And yet, and yet..
It’s impossible to read the sections on Heidegger’s writing, thought and behaviour during the war years without a profound sense of anger and regret. If Heidegger has a legacy it must be one of regret. Of what could have been. What could have come from the demands of that historical moment meeting with the philosophical insights of Being and Time?
You might deduce that the authentic voice of Dasein would call on you not to raise your arm as the march passes by. But that was not what Heidegger meant…(p. 79)
After the war, Heidegger retreated to the woods and to his cabin. Back to the forest paths and what later became known as “the turn” in his thinking. He became marked by silences. Acquaintances and colleagues found him as a void, a silent presence that could not be reached.
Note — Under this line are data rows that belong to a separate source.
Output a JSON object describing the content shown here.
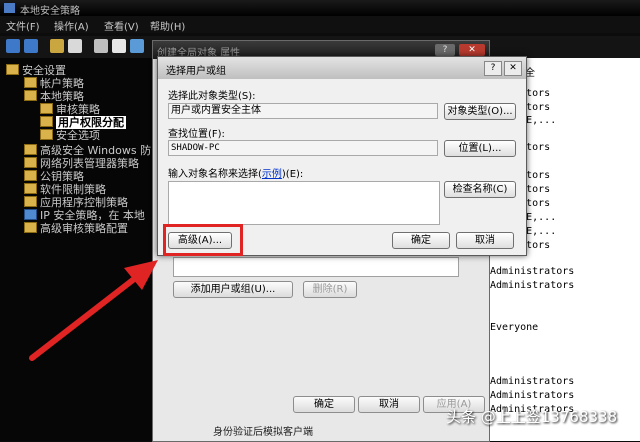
{
  "window": {
    "title": "本地安全策略"
  },
  "menu": [
    "文件(F)",
    "操作(A)",
    "查看(V)",
    "帮助(H)"
  ],
  "tree": {
    "items": [
      {
        "label": "安全设置"
      },
      {
        "label": "帐户策略"
      },
      {
        "label": "本地策略"
      },
      {
        "label": "审核策略"
      },
      {
        "label": "用户权限分配",
        "selected": true
      },
      {
        "label": "安全选项"
      },
      {
        "label": "高级安全 Windows 防"
      },
      {
        "label": "网络列表管理器策略"
      },
      {
        "label": "公钥策略"
      },
      {
        "label": "软件限制策略"
      },
      {
        "label": "应用程序控制策略"
      },
      {
        "label": "IP 安全策略，在 本地"
      },
      {
        "label": "高级审核策略配置"
      }
    ]
  },
  "right_list": {
    "header": "全",
    "rows": [
      "nistrators",
      "nistrators",
      "SERVICE,...",
      "nistrators",
      "nistrators",
      "nistrators",
      "nistrators",
      "SERVICE,...",
      "SERVICE,...",
      "nistrators",
      "Administrators",
      "Administrators",
      "Everyone",
      "Administrators",
      "Administrators",
      "Administrators"
    ]
  },
  "prop_dialog": {
    "title": "创建全局对象 属性",
    "add_button": "添加用户或组(U)...",
    "remove_button": "删除(R)",
    "ok": "确定",
    "cancel": "取消",
    "apply": "应用(A)",
    "bottom_text": "身份验证后模拟客户端"
  },
  "select_dialog": {
    "title": "选择用户或组",
    "object_type_label": "选择此对象类型(S):",
    "object_type_value": "用户或内置安全主体",
    "object_type_button": "对象类型(O)...",
    "location_label": "查找位置(F):",
    "location_value": "SHADOW-PC",
    "location_button": "位置(L)...",
    "names_label_pre": "输入对象名称来选择(",
    "names_label_link": "示例",
    "names_label_post": ")(E):",
    "check_names_button": "检查名称(C)",
    "advanced_button": "高级(A)...",
    "ok": "确定",
    "cancel": "取消"
  },
  "watermark": "头条 @上上签13768338",
  "colors": {
    "highlight": "#e02424",
    "arrow": "#e02424"
  }
}
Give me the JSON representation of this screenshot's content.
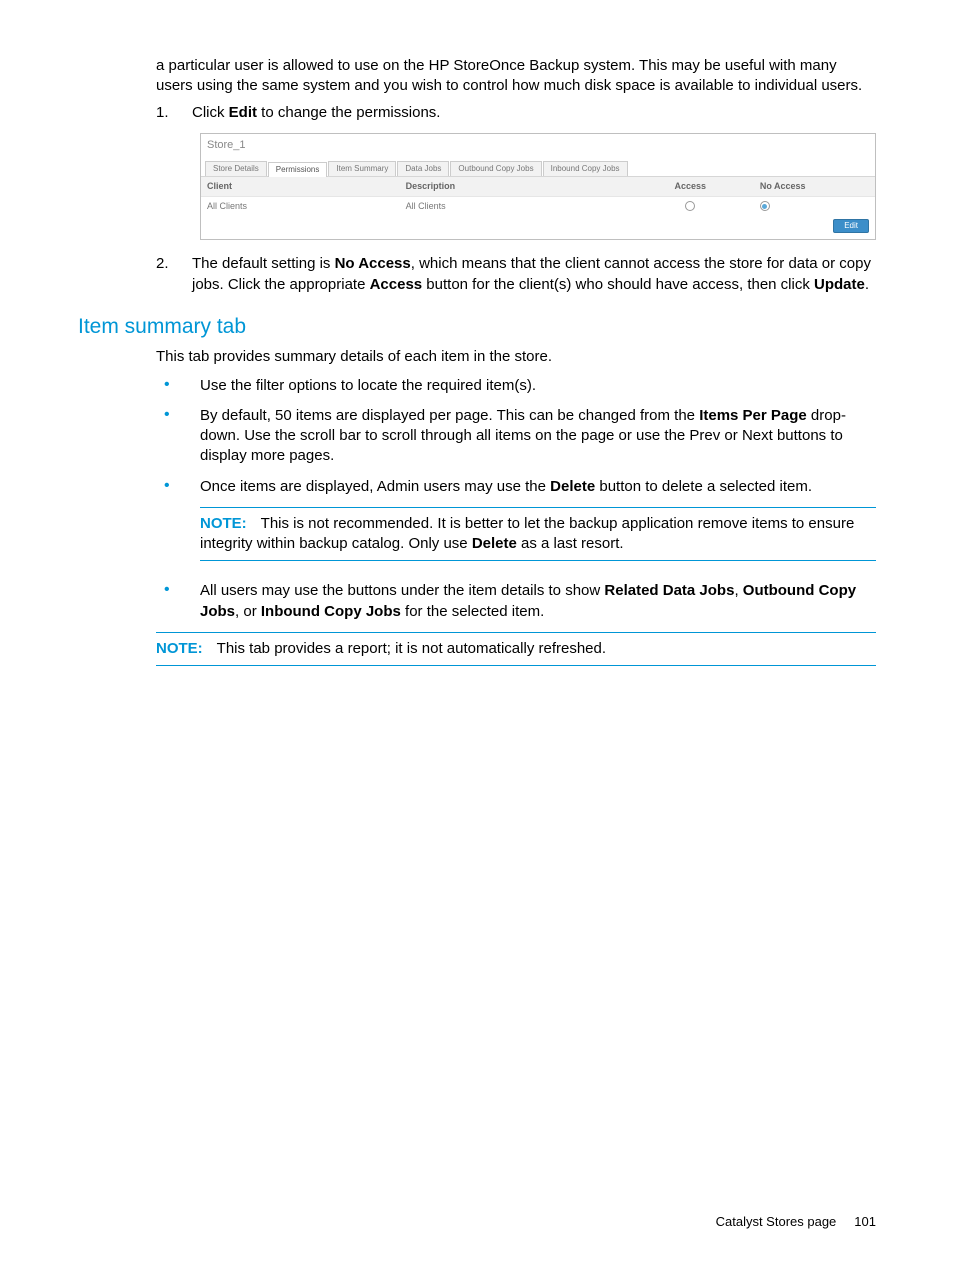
{
  "intro": {
    "para": "a particular user is allowed to use on the HP StoreOnce Backup system. This may be useful with many users using the same system and you wish to control how much disk space is available to individual users."
  },
  "steps": {
    "s1_num": "1.",
    "s1_a": "Click ",
    "s1_b": "Edit",
    "s1_c": " to change the permissions.",
    "s2_num": "2.",
    "s2_a": "The default setting is ",
    "s2_b": "No Access",
    "s2_c": ", which means that the client cannot access the store for data or copy jobs. Click the appropriate ",
    "s2_d": "Access",
    "s2_e": " button for the client(s) who should have access, then click ",
    "s2_f": "Update",
    "s2_g": "."
  },
  "panel": {
    "title": "Store_1",
    "tabs": {
      "t0": "Store Details",
      "t1": "Permissions",
      "t2": "Item Summary",
      "t3": "Data Jobs",
      "t4": "Outbound Copy Jobs",
      "t5": "Inbound Copy Jobs"
    },
    "head": {
      "client": "Client",
      "desc": "Description",
      "access": "Access",
      "noaccess": "No Access"
    },
    "row": {
      "client": "All Clients",
      "desc": "All Clients"
    },
    "edit": "Edit"
  },
  "section": {
    "heading": "Item summary tab",
    "intro": "This tab provides summary details of each item in the store.",
    "b1": "Use the filter options to locate the required item(s).",
    "b2_a": "By default, 50 items are displayed per page. This can be changed from the ",
    "b2_b": "Items Per Page",
    "b2_c": " drop-down. Use the scroll bar to scroll through all items on the page or use the Prev or Next buttons to display more pages.",
    "b3_a": "Once items are displayed, Admin users may use the ",
    "b3_b": "Delete",
    "b3_c": " button to delete a selected item.",
    "note1_label": "NOTE:",
    "note1_a": "This is not recommended. It is better to let the backup application remove items to ensure integrity within backup catalog. Only use ",
    "note1_b": "Delete",
    "note1_c": " as a last resort.",
    "b4_a": "All users may use the buttons under the item details to show ",
    "b4_b": "Related Data Jobs",
    "b4_c": ", ",
    "b4_d": "Outbound Copy Jobs",
    "b4_e": ", or ",
    "b4_f": "Inbound Copy Jobs",
    "b4_g": " for the selected item.",
    "note2_label": "NOTE:",
    "note2": "This tab provides a report; it is not automatically refreshed."
  },
  "footer": {
    "title": "Catalyst Stores page",
    "page": "101"
  }
}
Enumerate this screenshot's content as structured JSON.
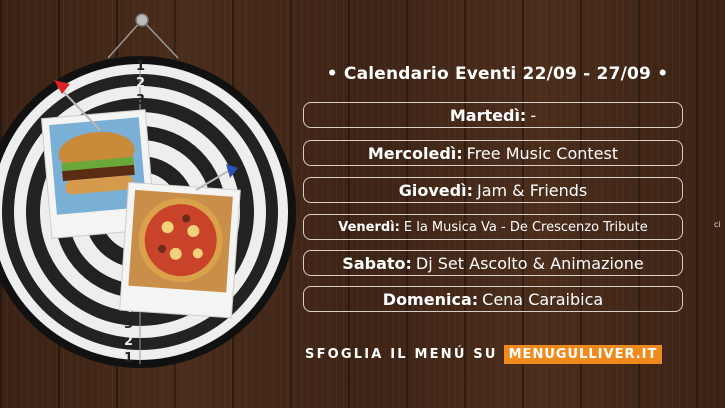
{
  "header": "• Calendario Eventi 22/09 - 27/09 •",
  "events": [
    {
      "day": "Martedì:",
      "event": "-"
    },
    {
      "day": "Mercoledì:",
      "event": "Free Music Contest"
    },
    {
      "day": "Giovedì:",
      "event": "Jam & Friends"
    },
    {
      "day": "Venerdì:",
      "event": "E la Musica Va - De Crescenzo Tribute"
    },
    {
      "day": "Sabato:",
      "event": "Dj Set Ascolto & Animazione"
    },
    {
      "day": "Domenica:",
      "event": "Cena Caraibica"
    }
  ],
  "footer": {
    "text": "SFOGLIA IL MENÚ SU",
    "link": "MENUGULLIVER.IT"
  },
  "dartboard_numbers_top": [
    "1",
    "2",
    "3"
  ],
  "dartboard_numbers_bottom": [
    "4",
    "3",
    "2",
    "1"
  ],
  "edge_text": "ci",
  "colors": {
    "accent": "#f08a1c",
    "wood": "#3e2416",
    "border": "#d9cfc7"
  }
}
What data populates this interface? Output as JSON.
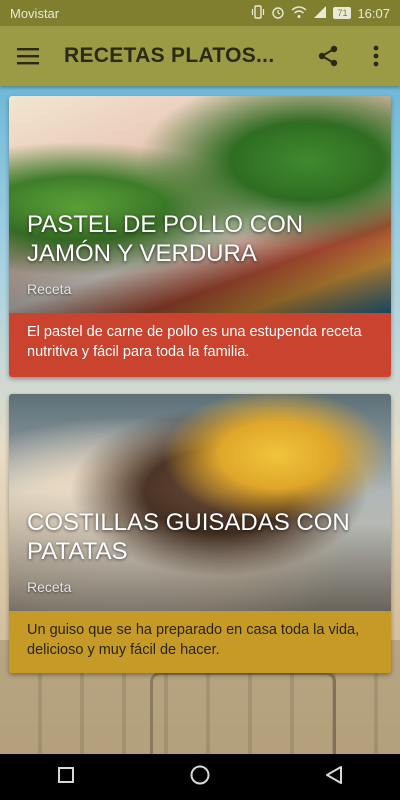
{
  "status_bar": {
    "carrier": "Movistar",
    "battery": "71",
    "time": "16:07"
  },
  "app_bar": {
    "title": "RECETAS PLATOS...",
    "icons": [
      "menu-icon",
      "share-icon",
      "more-vert-icon"
    ]
  },
  "cards": [
    {
      "title": "PASTEL DE POLLO CON JAMÓN Y VERDURA",
      "subtitle": "Receta",
      "description": "El pastel de carne de pollo es una estupenda receta nutritiva y fácil para toda la familia.",
      "accent_color": "#c9432e"
    },
    {
      "title": "COSTILLAS GUISADAS CON PATATAS",
      "subtitle": "Receta",
      "description": "Un guiso que se ha preparado en casa toda la vida, delicioso y muy fácil de hacer.",
      "accent_color": "#c69a26"
    }
  ],
  "nav_bar": {
    "icons": [
      "recents-icon",
      "home-icon",
      "back-icon"
    ]
  },
  "colors": {
    "status_bar": "#7f7f2f",
    "app_bar": "#9b9b46"
  }
}
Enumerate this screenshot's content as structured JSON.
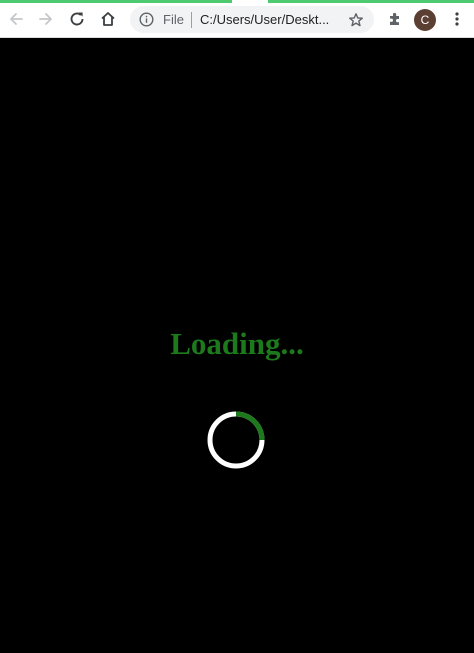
{
  "browser": {
    "omnibox": {
      "scheme_label": "File",
      "url": "C:/Users/User/Deskt..."
    },
    "profile_initial": "C",
    "colors": {
      "load_bar": "#4ecb71",
      "icon": "#5f6368",
      "omnibox_bg": "#f1f3f4",
      "avatar_bg": "#5c3f33"
    },
    "icons": [
      "back-icon",
      "forward-icon",
      "reload-icon",
      "home-icon",
      "info-icon",
      "star-icon",
      "extensions-icon",
      "menu-icon"
    ]
  },
  "page": {
    "loading_text": "Loading...",
    "colors": {
      "background": "#000000",
      "text": "#1c7a1c",
      "spinner_track": "#ffffff",
      "spinner_arc": "#1c7a1c"
    }
  }
}
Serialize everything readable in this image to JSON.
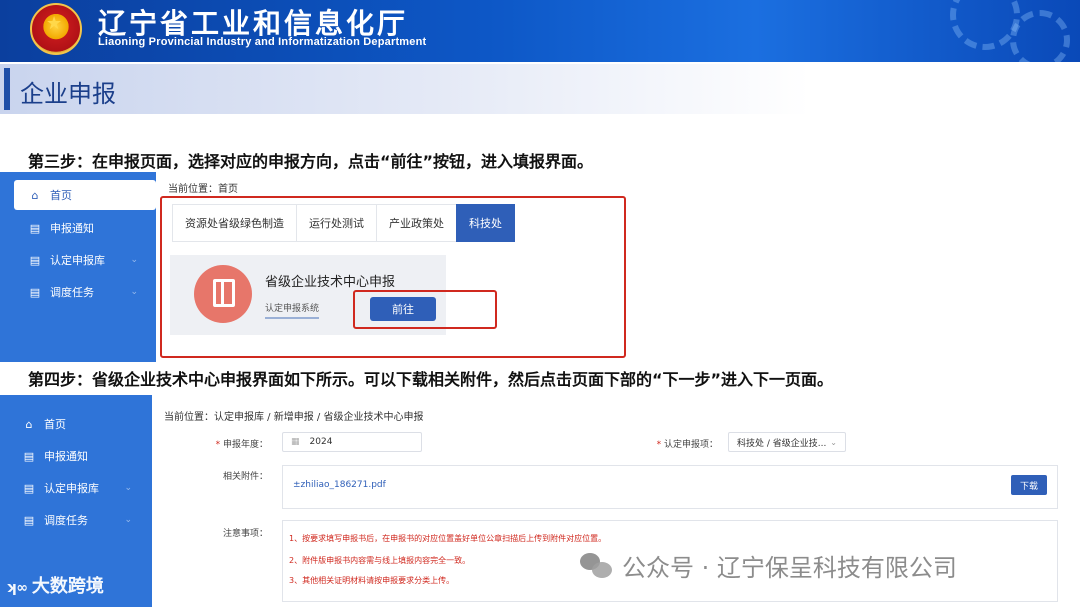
{
  "header": {
    "title": "辽宁省工业和信息化厅",
    "subtitle": "Liaoning Provincial Industry and Informatization Department"
  },
  "section": {
    "title": "企业申报"
  },
  "steps": {
    "step3": "第三步：在申报页面，选择对应的申报方向，点击“前往”按钮，进入填报界面。",
    "step4": "第四步：省级企业技术中心申报界面如下所示。可以下载相关附件，然后点击页面下部的“下一步”进入下一页面。"
  },
  "screen1": {
    "sidebar": [
      {
        "icon": "home-icon",
        "glyph": "⌂",
        "label": "首页"
      },
      {
        "icon": "notice-icon",
        "glyph": "▤",
        "label": "申报通知"
      },
      {
        "icon": "library-icon",
        "glyph": "▤",
        "label": "认定申报库"
      },
      {
        "icon": "task-icon",
        "glyph": "▤",
        "label": "调度任务"
      }
    ],
    "breadcrumb": "当前位置：首页",
    "tabs": [
      "资源处省级绿色制造",
      "运行处测试",
      "产业政策处",
      "科技处"
    ],
    "active_tab": "科技处",
    "card": {
      "title": "省级企业技术中心申报",
      "link": "认定申报系统",
      "button": "前往"
    }
  },
  "screen2": {
    "sidebar": [
      {
        "icon": "home-icon",
        "glyph": "⌂",
        "label": "首页"
      },
      {
        "icon": "notice-icon",
        "glyph": "▤",
        "label": "申报通知"
      },
      {
        "icon": "library-icon",
        "glyph": "▤",
        "label": "认定申报库"
      },
      {
        "icon": "task-icon",
        "glyph": "▤",
        "label": "调度任务"
      }
    ],
    "breadcrumb": "当前位置：认定申报库 / 新增申报 / 省级企业技术中心申报",
    "form": {
      "year_label": "申报年度：",
      "year_value": "2024",
      "item_label": "认定申报项：",
      "item_value": "科技处 / 省级企业技...",
      "attach_label": "相关附件：",
      "attach_file": "±zhiliao_186271.pdf",
      "download": "下载",
      "notes_label": "注意事项：",
      "notes": [
        "1、按要求填写申报书后，在申报书的对应位置盖好单位公章扫描后上传到附件对应位置。",
        "2、附件版申报书内容需与线上填报内容完全一致。",
        "3、其他相关证明材料请按申报要求分类上传。"
      ]
    }
  },
  "watermarks": {
    "right": "公众号 · 辽宁保呈科技有限公司",
    "left": "大数跨境"
  },
  "colors": {
    "primary": "#2f5fb8",
    "sidebar": "#2f74d8",
    "highlight": "#d0291f"
  }
}
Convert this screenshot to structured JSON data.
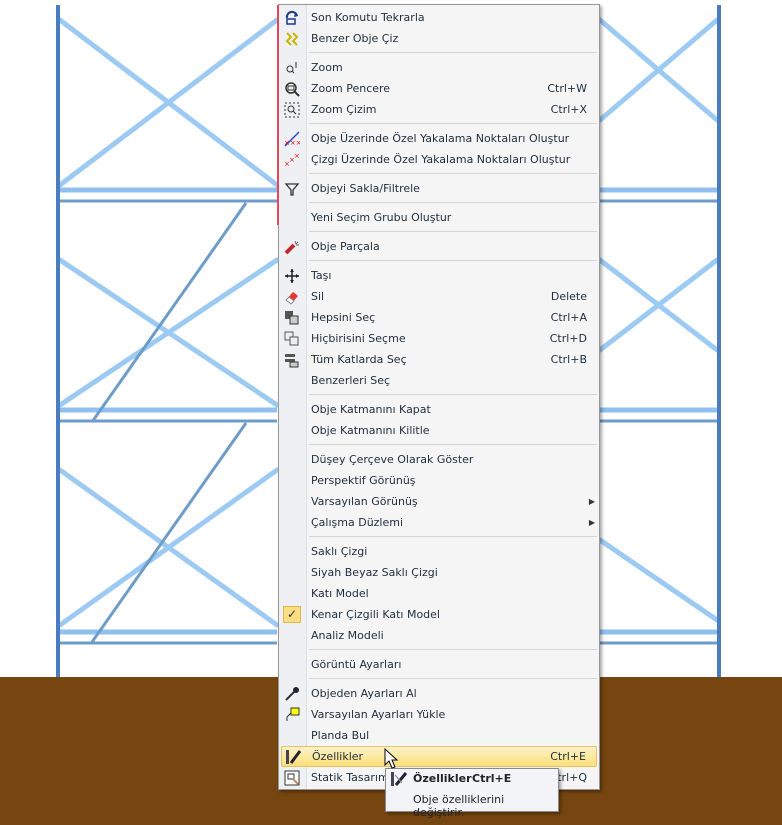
{
  "menu": {
    "items": [
      {
        "label": "Son Komutu Tekrarla",
        "icon": "repeat-command-icon"
      },
      {
        "label": "Benzer Obje Çiz",
        "icon": "draw-similar-icon"
      },
      {
        "sep": true
      },
      {
        "label": "Zoom",
        "icon": "zoom-icon"
      },
      {
        "label": "Zoom Pencere",
        "shortcut": "Ctrl+W",
        "icon": "zoom-window-icon"
      },
      {
        "label": "Zoom Çizim",
        "shortcut": "Ctrl+X",
        "icon": "zoom-extents-icon"
      },
      {
        "sep": true
      },
      {
        "label": "Obje Üzerinde Özel Yakalama Noktaları Oluştur",
        "icon": "object-snap-points-icon"
      },
      {
        "label": "Çizgi Üzerinde Özel Yakalama Noktaları Oluştur",
        "icon": "line-snap-points-icon"
      },
      {
        "sep": true
      },
      {
        "label": "Objeyi Sakla/Filtrele",
        "icon": "filter-icon"
      },
      {
        "sep": true
      },
      {
        "label": "Yeni Seçim Grubu Oluştur"
      },
      {
        "sep": true
      },
      {
        "label": "Obje Parçala",
        "icon": "explode-icon"
      },
      {
        "sep": true
      },
      {
        "label": "Taşı",
        "icon": "move-icon"
      },
      {
        "label": "Sil",
        "shortcut": "Delete",
        "icon": "eraser-icon"
      },
      {
        "label": "Hepsini Seç",
        "shortcut": "Ctrl+A",
        "icon": "select-all-icon"
      },
      {
        "label": "Hiçbirisini Seçme",
        "shortcut": "Ctrl+D",
        "icon": "select-none-icon"
      },
      {
        "label": "Tüm Katlarda Seç",
        "shortcut": "Ctrl+B",
        "icon": "select-all-floors-icon"
      },
      {
        "label": "Benzerleri Seç"
      },
      {
        "sep": true
      },
      {
        "label": "Obje Katmanını Kapat"
      },
      {
        "label": "Obje Katmanını Kilitle"
      },
      {
        "sep": true
      },
      {
        "label": "Düşey Çerçeve Olarak Göster"
      },
      {
        "label": "Perspektif Görünüş"
      },
      {
        "label": "Varsayılan Görünüş",
        "submenu": true
      },
      {
        "label": "Çalışma Düzlemi",
        "submenu": true
      },
      {
        "sep": true
      },
      {
        "label": "Saklı Çizgi"
      },
      {
        "label": "Siyah Beyaz Saklı Çizgi"
      },
      {
        "label": "Katı Model"
      },
      {
        "label": "Kenar Çizgili Katı Model",
        "checked": true
      },
      {
        "label": "Analiz Modeli"
      },
      {
        "sep": true
      },
      {
        "label": "Görüntü Ayarları"
      },
      {
        "sep": true
      },
      {
        "label": "Objeden Ayarları Al",
        "icon": "eyedropper-icon"
      },
      {
        "label": "Varsayılan Ayarları Yükle",
        "icon": "load-defaults-icon"
      },
      {
        "label": "Planda Bul"
      },
      {
        "label": "Özellikler",
        "shortcut": "Ctrl+E",
        "icon": "properties-icon",
        "highlighted": true
      },
      {
        "label": "Statik Tasarım",
        "shortcut": "Ctrl+Q",
        "icon": "static-design-icon"
      }
    ]
  },
  "tooltip": {
    "title": "Özellikler",
    "shortcut": "Ctrl+E",
    "description": "Obje özelliklerini değiştirir."
  },
  "colors": {
    "accent": "#fbdf7a",
    "ground": "#774610",
    "frame": "#4a7cc0",
    "brace": "#8fc0ef"
  }
}
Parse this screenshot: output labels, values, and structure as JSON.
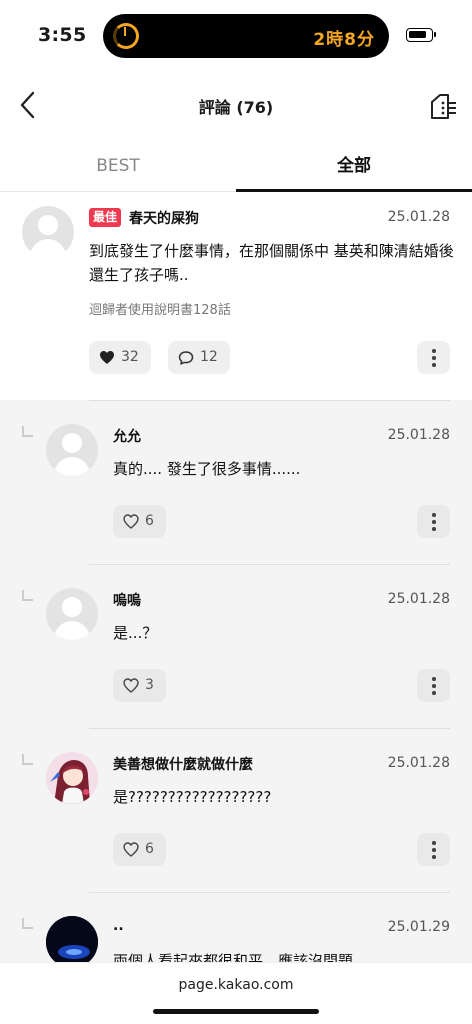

The old man of the mountain could not be drawn down to the seashore, could not be drawn into communication. He was ‘outside of the dimension in which a conversation between men is even possible’ as Marcuse put it. Perhaps the relationship between Jaspers and Heidegger best exemplifies the issue — language was for Heidegger the ‘house of Being,’ – a fitting image for the philosopher is his forest hut. Jaspers response? ‘I bristle, because all language seems to be only a bridge for me.’ This gap seems insurmountable and thus Heidegger’s philosophy is a place where, for all the talk of home, Bakewell finds it ‘uninhabitable.’ (p. 321)
One of the final enduring image of Bakewell’s book is this notion of language as something which takes us beyond ourselves, beyond the doorway of the house of Being. In one of Jaspers final appearances in the book, he shares a story about the sea-shore. Taken by his father to the island of Norderney they walked the water’s edge together, seeing the vast expanse where ‘there is this other, the infinity of the ocean that liberates us.’ (p. 305) It’s an invitation within all good philosophy – to rethink, to think a-new and perhaps find a new way to look upon that vast liberating other.
Homo viator as Gabriel Marcel put it. Man, the traveler. Rather than homeward, let’s head to the edge of the ocean.